White, thoroughly sieved through a fine mesh of pale clouds, sunlight filtered hot and comfortable through the car windows, as we went up and down Banjara Hills Rd no 2., as she stretched like a cat beside me on the passenger side and said , “ This Sunday is so Sunday”.

Pratha was right. This Sunday felt like a Sunday description in an old book with words like “ pinafore” and “sweet temperament”

The awakening

I was wriggling like a very snug worm under my comforter, when my phone rang. It was Pratha.

“Heeeeeeeey, Ssup? “ Says I

“ I just wanted to give you  a wake up call” ,Says she

I mumble a series of words, broken bits.

“Are we still meeting” ,she asks.  I snap out of my reverie and say

“ Do we have to do this today?”

“ Yes, wake up. Don’t be lazy” , she says

I grunt a “okay “and get up, get dressed and admire last night’s eyeliner’s superb artwork around my eyes. I looked like someone raccoons would worship and sacrifice baby raccoons for.

I pick her up and we park, where pratha directed me. It was where her father generally parked.  With that little throw of a twig to yesteryear, there was no stopping her. She slipped into nostalgia so suddenly and completely, I had to sit at the surface and wait for her to resurface.

The walk

It was a crisp, sunny morning. A textbook pleasant day. We walked the route she generally walked with her father, stopping to take pictures of grass, stopping so much, it’s a miracle we ever came out of the park.She spoke of her grandfather’s bungalow, I spoke of my grandmother’s bungalow. We discovered both the bungalows had similar courtyards and wells and trees and I found out, that she used to feed cows through iron gates and that cows can devour a mango like an industrial peeler.

The rest of the walk, we clicked pictures of bugs, we spotted two grown men poking a small snake, we spoke of the park’s infamous corners and how one shouldn’t be too surprised if two half naked people jump out of a bush, or three. But that is largely dependent.

By the end of the walk, we were craving something cold down our throats. I spied a tap dripping cold water on  the mud floor. There was no one to judge me if I just went and had a drink. Pratha doesn’t count. But, bouts of diarrhea and skyrocketing temperatures have taught me better than that, so I close my eyes and make haste., fighting temptation, winning over the evil of milling bacteria.

Back in the car, We were tired and thirsty as we discussed the merits of barefoot driving, as I removed my socks and shoes, under the warm gaze of pratha, who approved of the habit with such intensity, I felt honoured. The merits, we decided included putting people off. I am happy with that arrangement.

The breakfast

We head out to this place called “Dosa house” that pratha has spoken about more fondly that she speaks about people and feelings. She was right. The dosa was spot on. We ordered pomegranate juice, and it was the best juice I had in ages!
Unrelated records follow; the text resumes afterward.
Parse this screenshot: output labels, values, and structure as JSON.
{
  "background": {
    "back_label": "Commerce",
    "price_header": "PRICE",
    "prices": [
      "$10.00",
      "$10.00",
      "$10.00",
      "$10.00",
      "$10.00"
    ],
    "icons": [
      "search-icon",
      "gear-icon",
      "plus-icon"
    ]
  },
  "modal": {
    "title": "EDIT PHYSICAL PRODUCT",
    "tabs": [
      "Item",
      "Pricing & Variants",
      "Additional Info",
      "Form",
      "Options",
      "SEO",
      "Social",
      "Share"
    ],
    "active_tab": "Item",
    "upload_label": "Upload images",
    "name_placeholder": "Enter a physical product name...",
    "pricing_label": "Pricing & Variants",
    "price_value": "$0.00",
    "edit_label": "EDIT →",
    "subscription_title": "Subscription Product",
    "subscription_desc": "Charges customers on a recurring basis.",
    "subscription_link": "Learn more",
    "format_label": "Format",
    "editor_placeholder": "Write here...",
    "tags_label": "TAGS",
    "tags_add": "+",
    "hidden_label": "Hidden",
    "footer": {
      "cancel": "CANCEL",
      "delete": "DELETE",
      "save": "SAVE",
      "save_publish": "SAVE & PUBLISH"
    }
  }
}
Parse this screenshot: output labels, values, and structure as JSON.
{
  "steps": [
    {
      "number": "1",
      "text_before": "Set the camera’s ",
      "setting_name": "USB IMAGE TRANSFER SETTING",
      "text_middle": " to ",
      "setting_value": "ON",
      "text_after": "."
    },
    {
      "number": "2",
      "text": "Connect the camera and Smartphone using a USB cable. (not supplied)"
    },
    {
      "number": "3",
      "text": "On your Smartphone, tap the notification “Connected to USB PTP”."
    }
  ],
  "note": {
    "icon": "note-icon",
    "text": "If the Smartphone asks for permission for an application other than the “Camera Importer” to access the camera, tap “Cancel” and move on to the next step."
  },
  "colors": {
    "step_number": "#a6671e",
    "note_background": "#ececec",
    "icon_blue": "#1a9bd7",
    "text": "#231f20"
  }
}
It was just the right amount of cold, the right amount of bitter and sweet, and the right shade of pink, plus it came with a pink straw.  I slurped, as we discussed people we didn’t like, all the while, she kept slipping in and out of somewhere. She was so lazy to talk, to reply, to say yes, to agree, to say no, she just wanted to eat her cheese dosa and drink her juice and just be happy that I was there with her. So her conversation was part shrug, part speech, part slurp and part silent absent nodding.

  I was thoroughly enjoying her laziness. It was just the purest expression of “ Can I please not talk, can you please still stay and lets have a great time” and I was more than ready to give her what she wanted. I was liking the morning too much to really zone it out, completely with incessant chatter.

We paid the happy bill of three hundred rupees.

Jigi’s mother always said three hundred is my limit for spending without throwing a tantrum. She couldn’t have been more right. Three hundred rupees is the happiest total.

I dropped her off at her place, glad that I didn’t cancel the plan and rang up Chennai.  Jigi and I spoke more on where I left it with Pratha, he was just up after a nap and was a very good listener. I prattled, car prattled and I reach home, acutely aware of my instagram responsibility of posting pretty pictures of grass in another hour or so. 

This Sunday was traditionally glorious. Like a very pretty omelet. Thoughts on pretty omlettes is another rant.